Exercise goal. Reproduce the records below in full and exactly, without their images.

─── Information shown

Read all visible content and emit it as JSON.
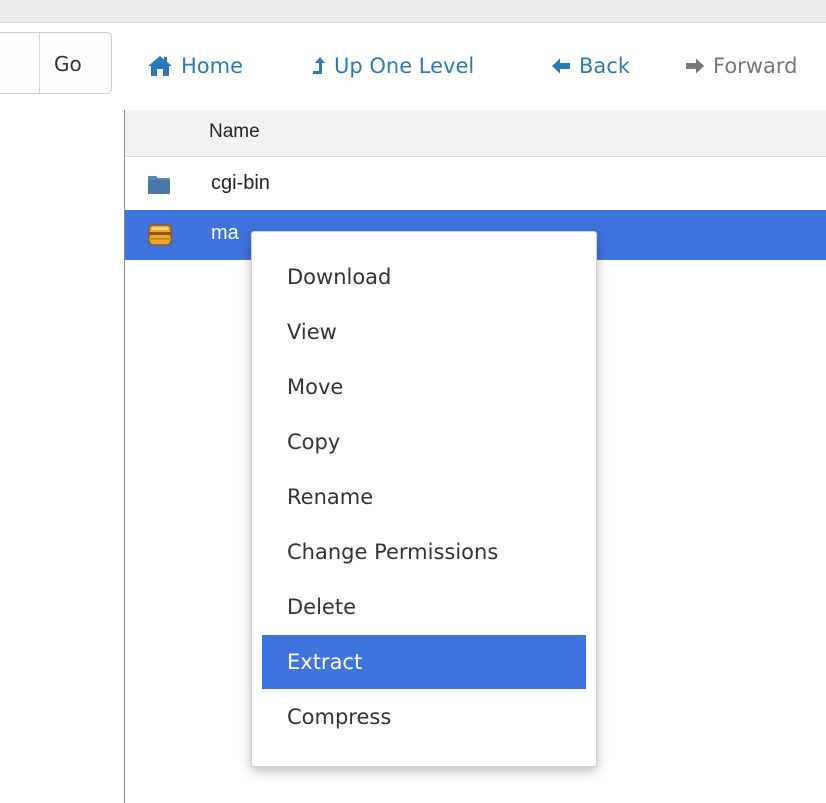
{
  "toolbar": {
    "go_label": "Go",
    "home_label": "Home",
    "up_label": "Up One Level",
    "back_label": "Back",
    "forward_label": "Forward"
  },
  "file_list": {
    "header_name": "Name",
    "rows": [
      {
        "name": "cgi-bin",
        "icon": "folder-icon",
        "selected": false
      },
      {
        "name": "ma",
        "icon": "archive-icon",
        "selected": true
      }
    ]
  },
  "context_menu": {
    "items": [
      {
        "label": "Download",
        "highlighted": false
      },
      {
        "label": "View",
        "highlighted": false
      },
      {
        "label": "Move",
        "highlighted": false
      },
      {
        "label": "Copy",
        "highlighted": false
      },
      {
        "label": "Rename",
        "highlighted": false
      },
      {
        "label": "Change Permissions",
        "highlighted": false
      },
      {
        "label": "Delete",
        "highlighted": false
      },
      {
        "label": "Extract",
        "highlighted": true
      },
      {
        "label": "Compress",
        "highlighted": false
      }
    ]
  },
  "colors": {
    "link": "#2a7ab8",
    "selection": "#3f74de",
    "disabled_nav": "#777777"
  }
}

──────

Task answer.
Read all visible content and emit it as JSON.
{
  "toolbar": {
    "go_label": "Go",
    "home_label": "Home",
    "up_label": "Up One Level",
    "back_label": "Back",
    "forward_label": "Forward"
  },
  "file_list": {
    "header_name": "Name",
    "rows": [
      {
        "name": "cgi-bin",
        "icon": "folder-icon",
        "selected": false
      },
      {
        "name": "ma",
        "icon": "archive-icon",
        "selected": true
      }
    ]
  },
  "context_menu": {
    "items": [
      {
        "label": "Download",
        "highlighted": false
      },
      {
        "label": "View",
        "highlighted": false
      },
      {
        "label": "Move",
        "highlighted": false
      },
      {
        "label": "Copy",
        "highlighted": false
      },
      {
        "label": "Rename",
        "highlighted": false
      },
      {
        "label": "Change Permissions",
        "highlighted": false
      },
      {
        "label": "Delete",
        "highlighted": false
      },
      {
        "label": "Extract",
        "highlighted": true
      },
      {
        "label": "Compress",
        "highlighted": false
      }
    ]
  },
  "colors": {
    "link": "#2a7ab8",
    "selection": "#3f74de",
    "disabled_nav": "#777777"
  }
}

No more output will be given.